You should already know this is a brilliant game, so now you'll want to know whether you should buy it all over again. Chances are you or someone you know has the GameCube original stashed away somewhere gathering dust, so you'd be more than capable of liberating it from its prison of cobwebs and sticking it in your Wii. The simple answer is, yes, you should, silly. New Play Control! games are neither remakes or re-releases. They're classics released with thoughtful tweaks and embellishments to sit most comfortably in your Wii. Never mind the fact that you can play many of the 'Cube originals on your backwards-compatible Wii - the fact is they're really hard to find now.
When you have a classic game and a control method which opens it up for even more people, the question of whether to re-jig the game becomes sillier still. It's almost as if Pikmin's designers had an inkling that such a control scheme would be invented a few years down the line.
There's even more fun to be had this time around thanks to the new motion controls, and not just by you, but by even more people you know. Yes, remember how you banged on to anyone who'd listen about the joys of guiding a mob of eager carrot minions, but really, not many took heed? With the UK being a nation of Wii owners, there's a good chance more of you buddies will actually listen this time.
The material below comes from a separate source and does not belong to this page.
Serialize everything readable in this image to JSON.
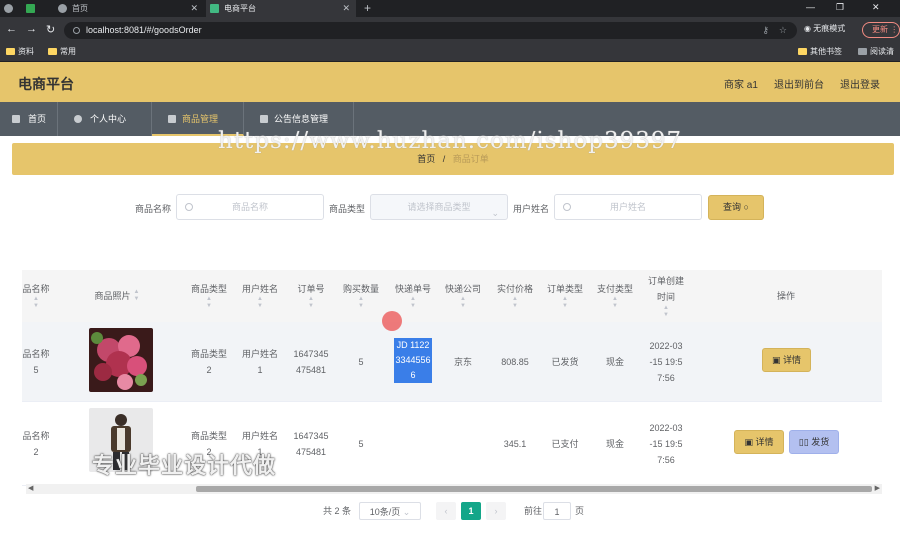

For a start it looked overly obscure to anyone who'd never picked up a 'Cube pad. There's no ball to kick, no cars to jump in and definitely no-one to shoot, so it's a little alienating to a lot of videogame veterans too. Pikmin 2's furiously beating heart is that of a strategy game, one in which you select your Pikmin followers one by one and ask them to do different things.
Well, we say different, but really it's variations on your flora followers swarming around a massive snoozing beetle and beating it to death, before hulking its still-warm carcass back to the mothership where it's converted into the cash needed to pay off the huge debt your company has run up. Or finding random trash and doing the same. The beauty lies in the way you approach it, and who you approach it with.
Flower Top Men
The new controls allow you to use your Remote to command your flower-topped rabble around the levels. You salvage the planet's resources and cart it all back to either Captain Olimar's clockwork rocket or the colour-coded Pikmin's onion-like mothership. More Pikmin are then seeded and you must pluck them out of the soil to increase numbers. As you explore the world, above ground and below, you'll discover ways to alter your Pikmin's abilities - a purple Pikmin is bigger and stronger, while your standard red Pikmin foot soldier can be blossomed into a more agile, faster follower.
Pick-up-and-throw is the main means of moving your army around. A lets you pick up a Pikmin, releasing throws it to a point designated by a Remote-controlled icon (holding A and pressing B lets you cycle between types), and that's pretty much it. It's straightforward enough for anyone to pick up in just a few seconds.
The D-pad allows you to issue more specific commands - line-up, swarm around a nearby enemy or object; the - button lets you swap between Olimar and his shipmate Louie; C separates you from the group, which segregates into colour-coordinated factions; at which point the irresistible charm of the Pikmin is most fully apparent. Tripping over one another to keep up with you, rushing off with excited squeaks to do your bidding, their slapstick obedience is adorable and magical. Too Soon?
New Play Control! Pikmin was released recently to mild acclaim but this is an improvement in almost every way. The suffocating time limits of that game are relaxed here, there are both co-operative and competitive multiplayer modes to enjoy and the underground caves add random replayability to the mix. Barely a couple of months on, Nintendo's in real danger of severely curtailing the appeal of the first Pikmin by launching this superior follow-up so soon.
The new Piklopedia lists all the life forms
you encounter, while the Treasure Hoard is self-explanatory. Visually it's been freshened up too. It's the perfect excuse to revisit a true classic. Like you needed one.